I don't partake in the Slurpee anymore. Don't partake in 7-Eleven much, period. The place was well-suited to my adolescence, be it for Slurpees, brownies, Old Dutch ripple chips and dill-pickle dip, Cokes upon Cokes upon Cokes, Big Bite hotdogs or fifteen-dollar 7-Eleven fan zone nosebleed section Jets tickets (my first-ever game: the infamous 1990 "Death By Popcorn" playoff date when the Jets had the Cup-champion Oilers by the throat). It was frequently the launching pad for late-night car trips, VHS movie marathons and high school lunchtime junk food runs.
Now – as I sit on my porch with a craft beer in my hand, munching on organic, fair-trade chocolate corn chips or om-nom-nomming on a walnut brownie from the nearby hippie bakery – the distinction of my town as Slurpee Capital of the World disgusts me. Infact, these fat, grubby teenagers and their Slurpee-sticky hands need to get off my lawn.
In a nutshell, that's why I plopped a Slurpee on the next run of PechaKucha Night posters. Well, there's that, but it's also finally warm out – and I had just a whiff of a hint of a glimmer of a craving for one.
PechaKucha Night in Winnipeg, Volume 14 takes place on Thursday, May 16, at the Park Theatre.
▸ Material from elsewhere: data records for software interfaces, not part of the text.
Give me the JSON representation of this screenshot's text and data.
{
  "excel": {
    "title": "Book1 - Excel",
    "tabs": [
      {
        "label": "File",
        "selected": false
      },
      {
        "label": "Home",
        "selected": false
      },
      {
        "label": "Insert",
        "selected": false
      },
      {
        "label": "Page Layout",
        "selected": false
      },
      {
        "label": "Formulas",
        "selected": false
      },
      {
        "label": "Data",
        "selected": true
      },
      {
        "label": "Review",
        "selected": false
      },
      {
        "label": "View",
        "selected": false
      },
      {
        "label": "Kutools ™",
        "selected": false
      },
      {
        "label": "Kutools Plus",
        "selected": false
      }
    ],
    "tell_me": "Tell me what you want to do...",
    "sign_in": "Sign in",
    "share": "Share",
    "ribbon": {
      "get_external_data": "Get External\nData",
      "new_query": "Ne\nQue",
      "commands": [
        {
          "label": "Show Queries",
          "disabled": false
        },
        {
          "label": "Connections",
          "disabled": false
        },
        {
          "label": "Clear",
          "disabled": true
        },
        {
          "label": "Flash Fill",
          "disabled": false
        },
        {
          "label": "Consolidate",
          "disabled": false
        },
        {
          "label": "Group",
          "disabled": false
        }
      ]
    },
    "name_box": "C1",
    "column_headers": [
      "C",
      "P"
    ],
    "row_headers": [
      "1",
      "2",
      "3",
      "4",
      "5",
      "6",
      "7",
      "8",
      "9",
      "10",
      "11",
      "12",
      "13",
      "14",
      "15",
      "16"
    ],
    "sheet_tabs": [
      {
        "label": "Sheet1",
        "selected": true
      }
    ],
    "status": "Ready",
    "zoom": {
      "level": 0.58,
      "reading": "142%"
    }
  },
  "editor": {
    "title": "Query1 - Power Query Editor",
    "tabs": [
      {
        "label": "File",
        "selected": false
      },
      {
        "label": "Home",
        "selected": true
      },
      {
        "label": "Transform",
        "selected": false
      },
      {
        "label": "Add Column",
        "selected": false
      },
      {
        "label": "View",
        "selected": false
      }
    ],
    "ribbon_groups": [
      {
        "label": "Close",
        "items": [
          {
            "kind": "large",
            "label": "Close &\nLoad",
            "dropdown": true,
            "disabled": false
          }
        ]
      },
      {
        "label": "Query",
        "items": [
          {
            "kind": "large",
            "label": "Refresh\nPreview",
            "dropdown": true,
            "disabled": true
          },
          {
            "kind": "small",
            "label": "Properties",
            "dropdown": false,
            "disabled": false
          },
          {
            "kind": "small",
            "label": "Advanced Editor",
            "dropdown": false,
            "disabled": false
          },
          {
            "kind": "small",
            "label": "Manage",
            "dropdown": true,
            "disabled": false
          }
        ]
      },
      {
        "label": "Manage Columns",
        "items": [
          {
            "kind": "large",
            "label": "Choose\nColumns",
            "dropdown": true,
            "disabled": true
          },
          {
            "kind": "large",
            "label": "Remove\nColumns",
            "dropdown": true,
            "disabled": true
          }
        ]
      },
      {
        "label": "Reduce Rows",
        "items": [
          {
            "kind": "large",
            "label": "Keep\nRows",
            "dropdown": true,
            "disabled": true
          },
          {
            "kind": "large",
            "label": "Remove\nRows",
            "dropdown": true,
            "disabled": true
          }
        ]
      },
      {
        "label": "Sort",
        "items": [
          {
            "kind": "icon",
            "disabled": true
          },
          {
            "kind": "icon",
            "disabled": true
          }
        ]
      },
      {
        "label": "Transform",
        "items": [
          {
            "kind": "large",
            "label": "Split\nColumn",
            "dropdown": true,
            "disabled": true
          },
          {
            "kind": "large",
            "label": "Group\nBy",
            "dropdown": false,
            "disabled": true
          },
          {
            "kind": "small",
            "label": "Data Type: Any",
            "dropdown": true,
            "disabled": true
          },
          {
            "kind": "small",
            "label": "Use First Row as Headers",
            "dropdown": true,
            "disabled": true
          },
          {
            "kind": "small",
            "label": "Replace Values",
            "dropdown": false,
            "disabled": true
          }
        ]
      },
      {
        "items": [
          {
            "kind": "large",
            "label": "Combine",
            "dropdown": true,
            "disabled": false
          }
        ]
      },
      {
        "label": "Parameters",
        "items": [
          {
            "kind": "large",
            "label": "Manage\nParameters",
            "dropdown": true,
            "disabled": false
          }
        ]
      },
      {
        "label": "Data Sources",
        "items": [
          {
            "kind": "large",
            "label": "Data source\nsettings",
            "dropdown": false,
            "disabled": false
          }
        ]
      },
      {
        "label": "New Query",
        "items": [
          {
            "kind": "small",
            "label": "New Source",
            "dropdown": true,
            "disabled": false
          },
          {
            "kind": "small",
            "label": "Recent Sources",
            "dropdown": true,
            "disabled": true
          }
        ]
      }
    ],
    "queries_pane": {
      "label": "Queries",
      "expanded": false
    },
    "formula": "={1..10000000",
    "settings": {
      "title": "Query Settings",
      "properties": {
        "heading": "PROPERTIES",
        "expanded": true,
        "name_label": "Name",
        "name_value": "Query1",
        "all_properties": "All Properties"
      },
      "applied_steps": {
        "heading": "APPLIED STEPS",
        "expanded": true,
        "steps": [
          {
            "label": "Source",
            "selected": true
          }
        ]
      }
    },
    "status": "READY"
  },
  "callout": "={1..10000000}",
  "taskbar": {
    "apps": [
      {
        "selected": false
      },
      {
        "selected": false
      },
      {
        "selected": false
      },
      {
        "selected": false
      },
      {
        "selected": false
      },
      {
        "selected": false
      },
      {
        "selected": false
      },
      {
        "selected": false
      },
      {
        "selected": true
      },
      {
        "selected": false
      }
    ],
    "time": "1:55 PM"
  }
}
Doors open at 7:30, first presenter hits the stage at 8:20. And I'll be the emcee. These events are fantastic. Come see why.